“This is a first-class piece. Do you always write this well?” Thus ended the comments by the late Nora Magid on my first essay for her advanced non-fiction workshop (English 135) my junior year at Penn.
Nora encouraged us to write back with comments on her comments. I wrote, “What do you mean?”
Our weekly assignment was to write: two pages, double spaced. Nora—never “Professor”—was a former magazine editor and frequent contributor. Sometimes she assigned the topic (“Why I Live Where I Live,” for example), and sometimes it was a freebie. She arrived before each class and wrote excerpts from students’ work on the chalkboard—anything particularly brilliant or ghastly, or sometimes points of grammar or style. During class, she handed out anonymous copies of students’ papers for the class to read.
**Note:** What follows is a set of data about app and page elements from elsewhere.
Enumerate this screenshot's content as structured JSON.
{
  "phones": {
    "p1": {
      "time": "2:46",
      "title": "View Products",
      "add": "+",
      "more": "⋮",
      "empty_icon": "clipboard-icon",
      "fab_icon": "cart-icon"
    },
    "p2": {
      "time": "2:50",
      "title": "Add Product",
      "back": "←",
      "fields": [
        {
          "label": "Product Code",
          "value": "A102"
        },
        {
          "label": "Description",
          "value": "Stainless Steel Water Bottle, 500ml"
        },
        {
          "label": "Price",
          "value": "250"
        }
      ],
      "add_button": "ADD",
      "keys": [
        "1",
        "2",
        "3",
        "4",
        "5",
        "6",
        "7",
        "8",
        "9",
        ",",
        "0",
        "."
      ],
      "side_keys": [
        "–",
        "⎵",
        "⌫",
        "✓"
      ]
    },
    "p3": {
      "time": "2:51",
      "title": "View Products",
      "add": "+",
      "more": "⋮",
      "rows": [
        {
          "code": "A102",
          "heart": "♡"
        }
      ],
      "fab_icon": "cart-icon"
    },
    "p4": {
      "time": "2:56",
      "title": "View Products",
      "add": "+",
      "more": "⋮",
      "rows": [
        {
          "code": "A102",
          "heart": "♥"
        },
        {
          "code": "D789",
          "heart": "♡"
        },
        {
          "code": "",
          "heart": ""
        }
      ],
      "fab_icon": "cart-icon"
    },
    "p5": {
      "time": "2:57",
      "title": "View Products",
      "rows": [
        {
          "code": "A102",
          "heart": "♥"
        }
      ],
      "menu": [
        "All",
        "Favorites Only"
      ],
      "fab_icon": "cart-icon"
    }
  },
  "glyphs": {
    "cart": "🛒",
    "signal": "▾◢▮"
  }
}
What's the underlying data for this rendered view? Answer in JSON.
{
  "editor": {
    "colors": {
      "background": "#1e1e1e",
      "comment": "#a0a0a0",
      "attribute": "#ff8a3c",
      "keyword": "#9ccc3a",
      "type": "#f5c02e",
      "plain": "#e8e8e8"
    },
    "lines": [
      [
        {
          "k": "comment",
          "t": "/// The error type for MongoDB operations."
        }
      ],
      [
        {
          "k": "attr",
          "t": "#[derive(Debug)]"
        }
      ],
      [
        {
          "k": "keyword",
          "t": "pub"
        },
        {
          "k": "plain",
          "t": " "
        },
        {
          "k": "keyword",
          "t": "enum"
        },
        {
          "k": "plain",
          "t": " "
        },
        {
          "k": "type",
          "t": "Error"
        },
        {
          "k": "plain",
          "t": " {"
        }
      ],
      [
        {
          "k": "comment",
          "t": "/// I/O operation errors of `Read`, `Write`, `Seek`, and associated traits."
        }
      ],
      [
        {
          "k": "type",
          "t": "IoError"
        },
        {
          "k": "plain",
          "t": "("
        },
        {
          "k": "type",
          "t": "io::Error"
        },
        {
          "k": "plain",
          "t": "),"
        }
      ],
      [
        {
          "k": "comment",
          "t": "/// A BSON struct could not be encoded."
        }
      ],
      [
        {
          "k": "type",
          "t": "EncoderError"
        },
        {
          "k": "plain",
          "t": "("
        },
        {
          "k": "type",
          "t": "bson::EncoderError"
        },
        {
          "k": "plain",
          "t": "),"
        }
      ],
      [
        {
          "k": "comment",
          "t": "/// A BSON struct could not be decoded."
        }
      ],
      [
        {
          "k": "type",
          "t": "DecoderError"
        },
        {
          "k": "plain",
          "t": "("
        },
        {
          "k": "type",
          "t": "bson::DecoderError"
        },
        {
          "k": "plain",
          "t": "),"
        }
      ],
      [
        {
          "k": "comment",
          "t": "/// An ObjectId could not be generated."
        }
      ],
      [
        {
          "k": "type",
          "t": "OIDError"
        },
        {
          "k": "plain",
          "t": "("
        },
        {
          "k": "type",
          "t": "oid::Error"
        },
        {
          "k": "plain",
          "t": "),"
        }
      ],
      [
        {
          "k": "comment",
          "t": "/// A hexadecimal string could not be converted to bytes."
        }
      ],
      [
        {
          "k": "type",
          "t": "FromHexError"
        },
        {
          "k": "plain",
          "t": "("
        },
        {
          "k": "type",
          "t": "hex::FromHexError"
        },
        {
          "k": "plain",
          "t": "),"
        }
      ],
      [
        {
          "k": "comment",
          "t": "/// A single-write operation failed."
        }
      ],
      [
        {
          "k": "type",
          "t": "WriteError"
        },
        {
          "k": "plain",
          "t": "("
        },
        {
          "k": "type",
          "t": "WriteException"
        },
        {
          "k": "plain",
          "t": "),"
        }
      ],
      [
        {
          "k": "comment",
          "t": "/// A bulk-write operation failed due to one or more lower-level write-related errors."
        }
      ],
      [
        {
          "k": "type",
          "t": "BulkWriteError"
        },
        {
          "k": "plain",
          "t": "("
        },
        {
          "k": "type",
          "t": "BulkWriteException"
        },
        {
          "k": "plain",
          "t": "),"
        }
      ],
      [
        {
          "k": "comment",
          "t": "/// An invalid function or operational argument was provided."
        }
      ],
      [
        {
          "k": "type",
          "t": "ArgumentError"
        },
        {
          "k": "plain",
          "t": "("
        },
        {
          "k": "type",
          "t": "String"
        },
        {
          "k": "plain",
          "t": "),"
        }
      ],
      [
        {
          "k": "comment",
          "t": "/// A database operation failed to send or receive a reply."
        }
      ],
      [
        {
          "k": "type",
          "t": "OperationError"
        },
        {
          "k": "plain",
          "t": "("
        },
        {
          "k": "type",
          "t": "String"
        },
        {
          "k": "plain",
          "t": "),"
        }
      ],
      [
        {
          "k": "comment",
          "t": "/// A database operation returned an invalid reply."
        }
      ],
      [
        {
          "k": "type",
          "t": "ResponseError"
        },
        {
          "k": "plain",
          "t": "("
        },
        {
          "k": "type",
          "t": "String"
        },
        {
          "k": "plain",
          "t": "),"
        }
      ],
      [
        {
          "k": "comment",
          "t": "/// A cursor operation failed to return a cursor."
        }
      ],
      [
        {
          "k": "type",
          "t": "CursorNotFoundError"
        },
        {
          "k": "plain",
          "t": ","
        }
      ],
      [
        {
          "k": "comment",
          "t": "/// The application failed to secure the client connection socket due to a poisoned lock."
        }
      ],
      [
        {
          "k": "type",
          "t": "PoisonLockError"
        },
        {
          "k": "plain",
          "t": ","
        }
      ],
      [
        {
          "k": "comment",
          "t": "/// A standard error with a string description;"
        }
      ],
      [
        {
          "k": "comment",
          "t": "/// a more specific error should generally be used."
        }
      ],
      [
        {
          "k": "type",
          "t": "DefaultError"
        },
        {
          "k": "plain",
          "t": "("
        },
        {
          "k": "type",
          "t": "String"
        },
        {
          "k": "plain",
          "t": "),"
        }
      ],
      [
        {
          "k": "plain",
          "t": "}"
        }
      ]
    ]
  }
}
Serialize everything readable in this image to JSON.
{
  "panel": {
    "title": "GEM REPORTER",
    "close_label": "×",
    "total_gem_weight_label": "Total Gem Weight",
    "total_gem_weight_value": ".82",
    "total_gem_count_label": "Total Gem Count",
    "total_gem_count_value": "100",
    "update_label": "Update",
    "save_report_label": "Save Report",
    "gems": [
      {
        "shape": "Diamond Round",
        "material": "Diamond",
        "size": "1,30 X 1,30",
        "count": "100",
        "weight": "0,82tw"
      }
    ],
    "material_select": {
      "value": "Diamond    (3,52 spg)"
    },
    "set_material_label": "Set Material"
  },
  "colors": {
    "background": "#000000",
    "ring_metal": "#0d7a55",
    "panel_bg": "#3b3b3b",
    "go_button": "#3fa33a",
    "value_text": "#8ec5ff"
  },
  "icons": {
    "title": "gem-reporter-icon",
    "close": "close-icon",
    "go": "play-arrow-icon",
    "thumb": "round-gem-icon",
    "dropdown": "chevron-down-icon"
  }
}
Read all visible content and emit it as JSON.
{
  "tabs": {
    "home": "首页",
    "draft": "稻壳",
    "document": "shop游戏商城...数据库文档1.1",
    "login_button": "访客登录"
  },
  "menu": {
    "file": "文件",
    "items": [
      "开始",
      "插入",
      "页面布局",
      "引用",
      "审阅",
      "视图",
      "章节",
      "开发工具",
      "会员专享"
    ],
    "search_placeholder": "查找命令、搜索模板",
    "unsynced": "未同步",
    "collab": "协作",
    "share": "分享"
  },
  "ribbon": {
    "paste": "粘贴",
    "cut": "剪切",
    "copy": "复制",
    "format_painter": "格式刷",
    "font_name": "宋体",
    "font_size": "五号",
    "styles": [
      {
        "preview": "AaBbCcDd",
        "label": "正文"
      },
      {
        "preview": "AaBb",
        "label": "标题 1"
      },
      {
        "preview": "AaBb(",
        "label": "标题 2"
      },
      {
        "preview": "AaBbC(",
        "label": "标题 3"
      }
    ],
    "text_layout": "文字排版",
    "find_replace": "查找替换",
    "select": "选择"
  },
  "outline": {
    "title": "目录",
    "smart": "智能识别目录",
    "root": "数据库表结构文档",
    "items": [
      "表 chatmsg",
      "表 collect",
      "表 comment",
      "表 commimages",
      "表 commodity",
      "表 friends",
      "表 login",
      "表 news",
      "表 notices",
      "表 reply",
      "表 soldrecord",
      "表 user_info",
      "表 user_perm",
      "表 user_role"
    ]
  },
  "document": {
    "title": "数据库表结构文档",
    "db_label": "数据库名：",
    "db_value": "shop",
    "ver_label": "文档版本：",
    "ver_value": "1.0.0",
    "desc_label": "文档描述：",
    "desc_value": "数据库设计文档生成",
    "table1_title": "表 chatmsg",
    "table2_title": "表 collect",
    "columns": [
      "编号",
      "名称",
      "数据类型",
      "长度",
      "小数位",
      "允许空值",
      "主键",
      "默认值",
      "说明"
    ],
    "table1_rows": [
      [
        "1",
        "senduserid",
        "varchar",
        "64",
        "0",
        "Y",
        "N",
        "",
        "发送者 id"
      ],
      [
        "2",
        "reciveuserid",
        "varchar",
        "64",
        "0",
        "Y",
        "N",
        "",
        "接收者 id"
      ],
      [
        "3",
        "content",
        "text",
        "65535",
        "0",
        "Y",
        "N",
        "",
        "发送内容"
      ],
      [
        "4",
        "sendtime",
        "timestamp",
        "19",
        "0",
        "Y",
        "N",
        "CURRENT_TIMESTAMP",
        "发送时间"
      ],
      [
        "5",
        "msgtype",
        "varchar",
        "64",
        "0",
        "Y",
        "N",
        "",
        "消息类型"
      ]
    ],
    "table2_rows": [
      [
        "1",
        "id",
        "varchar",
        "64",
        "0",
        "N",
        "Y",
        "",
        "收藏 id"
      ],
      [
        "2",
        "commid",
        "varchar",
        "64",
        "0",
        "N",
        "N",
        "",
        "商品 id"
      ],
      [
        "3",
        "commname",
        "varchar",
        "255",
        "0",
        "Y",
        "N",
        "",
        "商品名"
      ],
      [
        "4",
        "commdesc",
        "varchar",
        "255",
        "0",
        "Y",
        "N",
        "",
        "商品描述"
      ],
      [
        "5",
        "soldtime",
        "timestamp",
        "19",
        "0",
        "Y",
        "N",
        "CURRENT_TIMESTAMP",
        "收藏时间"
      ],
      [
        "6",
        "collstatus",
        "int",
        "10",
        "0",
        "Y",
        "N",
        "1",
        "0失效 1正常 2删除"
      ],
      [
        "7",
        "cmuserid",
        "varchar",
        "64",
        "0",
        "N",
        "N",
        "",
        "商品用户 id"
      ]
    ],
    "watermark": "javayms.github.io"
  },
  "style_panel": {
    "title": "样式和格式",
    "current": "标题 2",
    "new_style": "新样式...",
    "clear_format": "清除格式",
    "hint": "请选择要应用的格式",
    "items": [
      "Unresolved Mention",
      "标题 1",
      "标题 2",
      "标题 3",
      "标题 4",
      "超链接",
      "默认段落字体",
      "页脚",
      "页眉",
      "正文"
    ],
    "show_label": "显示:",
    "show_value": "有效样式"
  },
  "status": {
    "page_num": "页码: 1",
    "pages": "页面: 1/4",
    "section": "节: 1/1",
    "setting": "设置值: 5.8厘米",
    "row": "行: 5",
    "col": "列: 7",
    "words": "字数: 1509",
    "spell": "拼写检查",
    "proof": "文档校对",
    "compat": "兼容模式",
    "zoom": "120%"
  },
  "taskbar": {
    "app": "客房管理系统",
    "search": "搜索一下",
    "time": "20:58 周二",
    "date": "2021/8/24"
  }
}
Sitting cross-legged on the desk in baggy denims, she opened the floor to comments. Following her lead, we voiced our opinions with frankness, respect and only faint exasperation toward that jerk in the second row.
When my next essay came back with comments of equal praise, I was frightened. “Why?” she asked during office hours. “You write very well.”
I had become a gun-shy writer after my freshman-year career at The Daily Pennsylvanian, which had lasted for exactly one article. The piece had something to do with the School of Social Work, and the DP features editor chewed me a new body cavity for confirming my notes with a source just before the article was to go to press. My notes were none of my source’s business, she screamed at me in front of the crowded newsroom. “You are a reporter for The Daily Pennsylvanian!”
Not after that, I wasn’t.
The summer after freshman year, I worked at a big radio station. My title was desk assistant, and the job description translated roughly to “schlepper.” I ripped wire-service copy and gave it to the producer. I made files, answered phones, bought newspapers and toted around stacks of eight-track-sized tapes known as carts. Carts have terrific fidelity, especially when dropped. At least my work made the air.
Sophomore year, I concentrated on my a cappella group, studied in France, made new friendships and cemented old ones, had a three-day hangover and an ugly roommate dispute (bygones). I did not write…
… until my junior year, when I was intrigued by friends’ descriptions of Nora’s class. The first session confirmed her reputation. Her opinions were definite, and her criticism—both negative and positive—was studied and justified. It was her sureness that frightened me.
Class with Nora was like therapy. You paid a lot of money (in this case, tuition) to confront yourself. For once I liked what I saw.
I didn’t know what I was doing that made Nora like my work, but I kept doing it. I spent days perfecting—this was just before everyone had a computer, so I became a fair typist in the process. I made myself laugh, and I read my work to friends and family over the phone.
With Nora’s encouragement I competed for and won the student column in this very magazine my senior year. You may remember the piece in which I got a massage. Can’t do that at the DP.
Since graduation I have had many occupations—teacher, venture capitalist, MBA student, associate movie producer, consultant, salesman, executive, actor—and some success. I’ve traveled through Asia, bought a condo, and turned 35. Yet when my last job fell through, in a What Color Is Your Parachute? moment, I admitted to myself that the one thing that I had done well in all of these situations was write, and I stopped forcing myself to be something I’m not.
My first try, I was published nationally, then I won a competition to be a restaurant critic, and now I am becoming a frequent contributor myself. Every so often I hear Nora telling me that I write very well … along with my dad telling me that I’d better make enough money to support myself.
Nora died in March of 1991. Though I often thanked her for her encouragement, I am sorry that she cannot read this—on earth at least. She was special because she was one of the few teachers I’ve known to give praise that was trustworthy. Often in America, praise is either condescending or so effusive as to be cheap, unearned. Criticism, on the other hand, seems to come naturally.
If I, with the advantages to get as far as Penn, felt that I had lacked genuine encouragement, I shudder to think what happens elsewhere. Kids nationwide are told that they are inferior, and in many high schools the goal often seems to be crowd-control and crime-prevention rather than growth and learning.
It is easy, funny and even fashionable—as one spin of the TV dial will show—to deride. And in the real world, the cumulative effect of everything from bad news to snide put-downs muttered under the breath can be devastating. Every little remark contributes to the climate of meanness so often written about in modern America.
It takes maturity and judgment to offer meaningful criticism, and Nora was secure enough with herself that she had the courage to encourage. Given the payoff of encouragement like hers, I can only wonder what greatness our society could achieve if our students were told more often that they are first-class, by mentors who know what that means and mean what they say.